The impending confirmation of Millett and two additional Obama nominees to the D.C. Circuit, expected by Christmas, will mean seven Democratic-appointed full-time judges compared with four Republican-appointed ones on a court that hears many of the most important cases on the powers of the federal government.
The court has been evenly composed of Democratic- and Republican-appointed judges since Sri Srinivasan was confirmed in May.
Senate Democrats last month voted to abolish the filibuster for most federal judgeships, obliterating a long-standing Senate rule that Democrats also had used during Republican presidencies to keep people they considered extreme off the lower courts.
Many liberals hope that President Obama and the Democratic-controlled Senate will take the opportunity to fill numerous judicial vacancies nationwide without having to worry about Republican filibusters.
Initially, however, the effect on the D.C. court, if any, may be modest. Unlike most federal appeals courts, the D.C. Circuit rarely meets as a group to issue opinions. But like other such courts, it issues most of its decisions in three-judge panels.
Close observers of the D.C. Circuit say the addition of Millett, plus Georgetown University law professor Nina Pillard and U.S. District Court Judge Robert L. Wilkins — who personally won a landmark settlement against the Maryland State Police for racial profiling — will over time counter the rising influence of two arch-conservatives appointed by President George W. Bush.
The observers, who did not want to be identified discussing the inner workings of the court, said the arrival in 2005 and 2006, respectively, of Janice Rogers Brown, a former California Supreme Court justice, and Brett Kavanaugh, a former top Whitewater prosecutor, changed the internal dynamics of the court.
Brown and Kavanaugh have been outspoken dissenters, which some feel has disturbed the tradition of comity on the court. And on panels where they teamed with fellow Republican appointees to form a majority, as in the EPA case, they managed to pull the court’s decisions to the right.
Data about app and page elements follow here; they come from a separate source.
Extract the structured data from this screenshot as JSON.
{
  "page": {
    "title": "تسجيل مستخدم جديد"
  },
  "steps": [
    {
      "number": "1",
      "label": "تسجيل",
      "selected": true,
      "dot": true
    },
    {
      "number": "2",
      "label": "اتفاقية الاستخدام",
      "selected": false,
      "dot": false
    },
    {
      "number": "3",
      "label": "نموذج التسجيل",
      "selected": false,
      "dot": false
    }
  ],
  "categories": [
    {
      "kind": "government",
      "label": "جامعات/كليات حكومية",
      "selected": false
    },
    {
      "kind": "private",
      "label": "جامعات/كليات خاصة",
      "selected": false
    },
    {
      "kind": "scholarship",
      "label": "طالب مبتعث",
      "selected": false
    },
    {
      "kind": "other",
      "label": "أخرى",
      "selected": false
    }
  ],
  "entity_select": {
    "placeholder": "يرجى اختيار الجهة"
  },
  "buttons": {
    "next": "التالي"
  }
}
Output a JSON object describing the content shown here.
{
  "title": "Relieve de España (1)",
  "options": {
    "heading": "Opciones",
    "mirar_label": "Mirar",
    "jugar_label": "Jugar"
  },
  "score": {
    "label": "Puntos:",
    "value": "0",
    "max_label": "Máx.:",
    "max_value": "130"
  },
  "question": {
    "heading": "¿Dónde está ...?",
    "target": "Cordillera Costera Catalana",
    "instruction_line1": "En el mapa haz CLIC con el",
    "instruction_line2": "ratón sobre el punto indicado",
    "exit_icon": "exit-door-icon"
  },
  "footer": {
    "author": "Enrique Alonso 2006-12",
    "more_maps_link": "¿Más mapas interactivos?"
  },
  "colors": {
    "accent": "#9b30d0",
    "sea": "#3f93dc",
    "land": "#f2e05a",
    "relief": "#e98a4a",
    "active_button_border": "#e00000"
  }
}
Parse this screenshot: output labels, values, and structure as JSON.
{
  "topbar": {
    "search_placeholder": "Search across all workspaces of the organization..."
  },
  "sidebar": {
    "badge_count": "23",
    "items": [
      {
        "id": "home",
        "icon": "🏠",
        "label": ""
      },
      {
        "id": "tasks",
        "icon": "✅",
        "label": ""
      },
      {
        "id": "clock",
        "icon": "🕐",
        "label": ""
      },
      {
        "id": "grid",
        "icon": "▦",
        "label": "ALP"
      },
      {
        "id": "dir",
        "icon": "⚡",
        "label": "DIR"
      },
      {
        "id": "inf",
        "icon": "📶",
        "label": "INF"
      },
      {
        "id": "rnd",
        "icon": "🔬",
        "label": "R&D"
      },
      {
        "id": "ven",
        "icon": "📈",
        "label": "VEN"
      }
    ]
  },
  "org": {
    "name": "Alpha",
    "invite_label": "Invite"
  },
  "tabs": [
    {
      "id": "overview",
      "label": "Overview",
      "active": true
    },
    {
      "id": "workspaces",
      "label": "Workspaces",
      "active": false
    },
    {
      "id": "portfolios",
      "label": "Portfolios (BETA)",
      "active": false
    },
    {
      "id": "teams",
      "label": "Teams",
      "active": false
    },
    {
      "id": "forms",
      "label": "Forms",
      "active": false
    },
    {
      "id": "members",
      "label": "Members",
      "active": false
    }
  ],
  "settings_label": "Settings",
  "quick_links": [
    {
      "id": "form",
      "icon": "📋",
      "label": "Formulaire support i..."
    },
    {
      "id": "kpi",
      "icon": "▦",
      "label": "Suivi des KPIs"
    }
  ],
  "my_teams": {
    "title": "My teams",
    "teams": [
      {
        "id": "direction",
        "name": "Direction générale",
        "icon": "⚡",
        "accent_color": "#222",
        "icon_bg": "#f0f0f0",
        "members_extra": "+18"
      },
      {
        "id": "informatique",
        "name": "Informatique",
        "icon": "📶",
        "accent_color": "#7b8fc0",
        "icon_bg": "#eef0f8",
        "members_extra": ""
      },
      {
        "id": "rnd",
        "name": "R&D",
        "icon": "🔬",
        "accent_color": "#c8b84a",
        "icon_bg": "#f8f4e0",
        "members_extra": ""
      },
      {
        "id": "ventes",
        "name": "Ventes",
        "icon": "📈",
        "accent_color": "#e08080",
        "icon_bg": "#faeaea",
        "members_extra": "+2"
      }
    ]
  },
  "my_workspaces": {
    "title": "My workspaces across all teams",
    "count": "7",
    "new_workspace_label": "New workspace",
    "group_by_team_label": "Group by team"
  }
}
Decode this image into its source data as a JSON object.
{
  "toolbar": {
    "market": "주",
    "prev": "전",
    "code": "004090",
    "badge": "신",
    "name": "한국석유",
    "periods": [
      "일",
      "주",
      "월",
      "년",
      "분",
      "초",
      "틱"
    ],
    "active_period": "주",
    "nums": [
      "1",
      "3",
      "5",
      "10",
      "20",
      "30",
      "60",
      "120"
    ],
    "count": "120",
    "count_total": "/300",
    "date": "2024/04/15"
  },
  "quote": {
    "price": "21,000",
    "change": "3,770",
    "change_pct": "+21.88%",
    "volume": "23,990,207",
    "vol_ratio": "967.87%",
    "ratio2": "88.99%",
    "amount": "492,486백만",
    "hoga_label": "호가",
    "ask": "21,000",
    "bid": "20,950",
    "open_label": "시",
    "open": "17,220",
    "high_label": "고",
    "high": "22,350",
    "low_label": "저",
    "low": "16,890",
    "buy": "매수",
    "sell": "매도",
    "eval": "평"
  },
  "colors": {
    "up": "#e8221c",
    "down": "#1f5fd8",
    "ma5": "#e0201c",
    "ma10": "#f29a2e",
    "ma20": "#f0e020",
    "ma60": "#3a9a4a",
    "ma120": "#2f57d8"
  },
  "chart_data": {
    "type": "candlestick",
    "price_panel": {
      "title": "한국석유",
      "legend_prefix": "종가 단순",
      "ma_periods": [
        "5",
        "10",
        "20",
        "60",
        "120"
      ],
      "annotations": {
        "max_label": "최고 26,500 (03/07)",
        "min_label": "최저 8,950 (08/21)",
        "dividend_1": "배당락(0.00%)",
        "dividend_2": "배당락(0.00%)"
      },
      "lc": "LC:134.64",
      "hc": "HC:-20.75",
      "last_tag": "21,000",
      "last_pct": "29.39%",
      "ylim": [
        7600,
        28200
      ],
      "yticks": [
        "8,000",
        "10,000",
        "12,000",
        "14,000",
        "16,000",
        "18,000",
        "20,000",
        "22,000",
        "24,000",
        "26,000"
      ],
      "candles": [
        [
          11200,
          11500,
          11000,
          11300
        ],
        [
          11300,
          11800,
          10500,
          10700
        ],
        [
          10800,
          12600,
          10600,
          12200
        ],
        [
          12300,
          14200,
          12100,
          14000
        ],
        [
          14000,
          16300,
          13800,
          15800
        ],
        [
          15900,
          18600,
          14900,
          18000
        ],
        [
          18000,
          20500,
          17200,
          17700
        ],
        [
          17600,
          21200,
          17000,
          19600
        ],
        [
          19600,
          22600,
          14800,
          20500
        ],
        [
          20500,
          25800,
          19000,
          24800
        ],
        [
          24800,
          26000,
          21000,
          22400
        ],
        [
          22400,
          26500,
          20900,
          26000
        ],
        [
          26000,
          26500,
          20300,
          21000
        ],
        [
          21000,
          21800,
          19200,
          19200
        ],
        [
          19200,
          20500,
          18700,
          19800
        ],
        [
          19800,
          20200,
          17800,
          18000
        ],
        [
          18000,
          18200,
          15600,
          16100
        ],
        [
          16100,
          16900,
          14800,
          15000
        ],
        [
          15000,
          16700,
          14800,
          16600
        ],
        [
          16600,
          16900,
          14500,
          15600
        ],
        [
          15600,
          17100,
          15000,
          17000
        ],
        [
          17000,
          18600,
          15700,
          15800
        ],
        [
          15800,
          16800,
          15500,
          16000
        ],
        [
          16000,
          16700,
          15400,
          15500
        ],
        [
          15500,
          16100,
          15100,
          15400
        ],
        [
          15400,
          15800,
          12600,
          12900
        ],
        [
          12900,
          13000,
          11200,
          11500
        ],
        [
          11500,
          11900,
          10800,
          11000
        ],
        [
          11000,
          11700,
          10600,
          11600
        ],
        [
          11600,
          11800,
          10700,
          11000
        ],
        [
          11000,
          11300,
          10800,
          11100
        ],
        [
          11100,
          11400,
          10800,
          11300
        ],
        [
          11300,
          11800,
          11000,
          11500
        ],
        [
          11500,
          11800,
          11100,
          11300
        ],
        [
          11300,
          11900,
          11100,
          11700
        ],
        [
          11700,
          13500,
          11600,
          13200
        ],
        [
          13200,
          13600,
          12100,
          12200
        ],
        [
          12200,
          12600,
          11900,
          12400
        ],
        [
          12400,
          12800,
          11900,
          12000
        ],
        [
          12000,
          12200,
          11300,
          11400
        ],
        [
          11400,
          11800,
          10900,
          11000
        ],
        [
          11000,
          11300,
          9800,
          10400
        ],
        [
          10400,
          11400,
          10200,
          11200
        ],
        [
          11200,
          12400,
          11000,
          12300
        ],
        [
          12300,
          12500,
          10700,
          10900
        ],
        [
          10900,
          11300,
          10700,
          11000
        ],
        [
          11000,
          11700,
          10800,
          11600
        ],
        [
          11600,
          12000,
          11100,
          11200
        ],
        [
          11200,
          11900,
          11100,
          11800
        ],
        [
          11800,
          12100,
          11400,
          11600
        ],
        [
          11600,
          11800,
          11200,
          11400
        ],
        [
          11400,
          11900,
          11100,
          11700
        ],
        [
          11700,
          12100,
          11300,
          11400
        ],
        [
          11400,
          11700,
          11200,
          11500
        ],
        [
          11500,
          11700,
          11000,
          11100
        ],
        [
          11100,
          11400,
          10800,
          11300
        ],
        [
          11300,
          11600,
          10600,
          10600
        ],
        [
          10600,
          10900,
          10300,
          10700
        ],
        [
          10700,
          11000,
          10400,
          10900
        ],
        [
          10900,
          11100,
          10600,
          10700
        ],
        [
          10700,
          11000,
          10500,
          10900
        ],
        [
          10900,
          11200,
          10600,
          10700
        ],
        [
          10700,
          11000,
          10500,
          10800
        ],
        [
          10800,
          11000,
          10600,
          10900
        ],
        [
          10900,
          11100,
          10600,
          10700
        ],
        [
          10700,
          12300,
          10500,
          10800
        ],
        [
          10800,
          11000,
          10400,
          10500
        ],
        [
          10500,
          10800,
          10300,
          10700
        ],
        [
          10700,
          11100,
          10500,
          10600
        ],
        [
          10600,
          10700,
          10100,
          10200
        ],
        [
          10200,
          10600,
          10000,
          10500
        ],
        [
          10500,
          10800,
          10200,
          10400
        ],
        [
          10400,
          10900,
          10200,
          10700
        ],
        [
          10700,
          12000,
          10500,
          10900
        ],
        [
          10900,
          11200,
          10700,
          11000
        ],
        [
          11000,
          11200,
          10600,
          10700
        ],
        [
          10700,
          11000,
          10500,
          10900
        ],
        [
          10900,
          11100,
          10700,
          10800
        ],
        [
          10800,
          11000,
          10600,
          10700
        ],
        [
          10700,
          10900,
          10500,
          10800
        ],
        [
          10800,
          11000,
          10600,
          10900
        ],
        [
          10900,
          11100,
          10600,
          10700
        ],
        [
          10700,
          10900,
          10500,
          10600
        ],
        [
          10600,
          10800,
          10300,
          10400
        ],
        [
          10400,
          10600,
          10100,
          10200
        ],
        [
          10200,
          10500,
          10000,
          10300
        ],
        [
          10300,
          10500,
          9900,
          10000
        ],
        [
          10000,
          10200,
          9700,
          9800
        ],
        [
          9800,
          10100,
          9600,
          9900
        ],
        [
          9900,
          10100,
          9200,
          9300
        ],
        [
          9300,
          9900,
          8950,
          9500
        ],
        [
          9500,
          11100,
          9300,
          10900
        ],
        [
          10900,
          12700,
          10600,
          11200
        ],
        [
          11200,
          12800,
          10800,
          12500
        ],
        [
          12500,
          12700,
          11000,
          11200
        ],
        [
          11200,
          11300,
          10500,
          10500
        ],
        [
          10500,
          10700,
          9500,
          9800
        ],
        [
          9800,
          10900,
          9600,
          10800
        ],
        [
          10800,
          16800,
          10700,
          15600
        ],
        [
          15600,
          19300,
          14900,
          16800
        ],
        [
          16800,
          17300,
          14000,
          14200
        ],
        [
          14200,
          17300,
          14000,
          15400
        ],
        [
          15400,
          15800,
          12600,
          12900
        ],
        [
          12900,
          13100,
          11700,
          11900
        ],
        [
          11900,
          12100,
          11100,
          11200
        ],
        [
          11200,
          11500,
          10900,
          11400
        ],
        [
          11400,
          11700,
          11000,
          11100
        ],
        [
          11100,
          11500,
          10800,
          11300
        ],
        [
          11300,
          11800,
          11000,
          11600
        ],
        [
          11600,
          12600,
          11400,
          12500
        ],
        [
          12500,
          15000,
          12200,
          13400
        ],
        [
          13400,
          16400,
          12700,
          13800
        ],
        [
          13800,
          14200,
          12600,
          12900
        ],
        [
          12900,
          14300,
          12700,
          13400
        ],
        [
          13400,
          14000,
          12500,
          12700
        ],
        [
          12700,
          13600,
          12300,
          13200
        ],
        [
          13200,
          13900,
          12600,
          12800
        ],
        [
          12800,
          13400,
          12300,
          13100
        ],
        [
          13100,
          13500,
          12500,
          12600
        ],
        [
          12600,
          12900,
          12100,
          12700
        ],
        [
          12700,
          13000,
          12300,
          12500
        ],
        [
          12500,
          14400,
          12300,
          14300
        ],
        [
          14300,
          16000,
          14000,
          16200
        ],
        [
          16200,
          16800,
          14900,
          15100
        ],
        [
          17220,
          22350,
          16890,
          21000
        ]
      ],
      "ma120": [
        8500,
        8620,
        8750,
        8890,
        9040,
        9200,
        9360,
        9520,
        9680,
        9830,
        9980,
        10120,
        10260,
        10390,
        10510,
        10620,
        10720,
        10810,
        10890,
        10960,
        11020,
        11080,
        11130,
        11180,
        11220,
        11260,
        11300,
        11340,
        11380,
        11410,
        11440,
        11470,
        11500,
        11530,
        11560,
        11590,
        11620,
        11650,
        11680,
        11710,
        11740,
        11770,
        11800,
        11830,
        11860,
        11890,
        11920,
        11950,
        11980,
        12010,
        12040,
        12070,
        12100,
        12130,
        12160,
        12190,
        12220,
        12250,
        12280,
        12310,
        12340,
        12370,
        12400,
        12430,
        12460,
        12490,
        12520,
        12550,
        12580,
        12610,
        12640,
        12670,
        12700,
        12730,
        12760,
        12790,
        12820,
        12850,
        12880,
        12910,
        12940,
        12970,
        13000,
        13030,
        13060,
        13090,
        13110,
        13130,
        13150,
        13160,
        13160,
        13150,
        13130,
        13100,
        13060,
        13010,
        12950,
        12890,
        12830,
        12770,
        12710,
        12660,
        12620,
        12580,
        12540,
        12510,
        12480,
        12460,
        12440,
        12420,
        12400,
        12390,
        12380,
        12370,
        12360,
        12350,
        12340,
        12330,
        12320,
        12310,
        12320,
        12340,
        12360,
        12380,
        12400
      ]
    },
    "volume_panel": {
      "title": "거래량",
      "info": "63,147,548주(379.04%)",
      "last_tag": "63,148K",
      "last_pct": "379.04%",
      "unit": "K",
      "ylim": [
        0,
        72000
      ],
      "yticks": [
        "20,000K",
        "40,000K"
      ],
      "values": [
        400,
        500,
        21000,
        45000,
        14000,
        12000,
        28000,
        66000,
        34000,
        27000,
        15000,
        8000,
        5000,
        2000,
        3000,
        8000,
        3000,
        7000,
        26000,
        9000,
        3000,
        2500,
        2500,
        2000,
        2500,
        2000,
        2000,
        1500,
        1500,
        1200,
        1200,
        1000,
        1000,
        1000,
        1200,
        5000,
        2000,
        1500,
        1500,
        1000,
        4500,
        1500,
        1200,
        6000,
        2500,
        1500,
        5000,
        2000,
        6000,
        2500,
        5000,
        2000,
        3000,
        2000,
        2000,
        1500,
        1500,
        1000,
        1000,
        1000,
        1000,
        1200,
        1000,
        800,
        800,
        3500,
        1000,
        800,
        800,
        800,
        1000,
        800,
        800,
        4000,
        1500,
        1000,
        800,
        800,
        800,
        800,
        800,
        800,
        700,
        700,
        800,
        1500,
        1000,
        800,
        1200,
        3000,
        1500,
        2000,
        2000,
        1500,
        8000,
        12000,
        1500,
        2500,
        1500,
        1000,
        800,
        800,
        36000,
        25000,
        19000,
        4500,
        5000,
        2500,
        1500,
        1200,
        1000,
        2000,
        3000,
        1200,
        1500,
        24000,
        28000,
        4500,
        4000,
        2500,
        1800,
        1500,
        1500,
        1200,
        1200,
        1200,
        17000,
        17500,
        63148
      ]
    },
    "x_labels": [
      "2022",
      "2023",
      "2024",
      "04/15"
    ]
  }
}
The arrival of three Obama-appointed judges probably will change that, White House Counsel Kathryn Ruemmler said. “I think it’s really great for a very important court that decides issues of national importance,” she said.
Theoretically, the change in the filibuster rule will also improve Obama’s ability to influence other appeals courts and district courts across the country. But in most states, he is encountering a new problem. Republicans are retaliating for the filibuster rule change by using another powerful tool to block nominees to other courts.
The reason is another arcane Senate tradition called the blue slip, for the colored piece of paper that both senators of a nominee’s home state are asked to return to a Senate committee considering a nominee from that state.
An unfavorable comment from a nominee’s senator, or no opinion at all, has traditionally been enough to prevent a hearing and kill a nomination. And with at least one Republican senator in 31 states, some instances of withholding blue slips have emerged since the filibuster rule was changed. Republican senators in Arizona are trying to block approval of judges they had previously recommended.
“The reforms were wonderful, but no one thinks they ended anything,” said Nan Aron of the liberal lobbying group Alliance for Justice. “The fight goes on because the stakes are so huge.”
Even the White House acknowledged that, despite all the hoopla about Obama’s potential ability to remake the federal judiciary, Republicans’ hold over the confirmation process has only been loosened, not broken.
“The filibuster rule itself was not . . . the only source of obstruction,” Ruemmler said. “I think in many ways the blue-slip rule is more problematic.”
Pressure is mounting on Senate Judiciary Committee Chairman Patrick J. Leahy (D-Vt.) to follow the filibuster change with modifications to the blue-slip tradition. Leahy has said he would continue to observe the tradition unless Republicans “abuse” their prerogatives.
But Ruemmler predicted the White House would have an easier time confirming judges in liberal states such as California, New York and Maryland. In those states, there would be no impediment to nominating progressive judges who would not have been nominated previously because of fears they could not be confirmed.
“I think that it will make a pretty significant difference for courts of appeal from states with two Democratic senators,” Ruemmler said.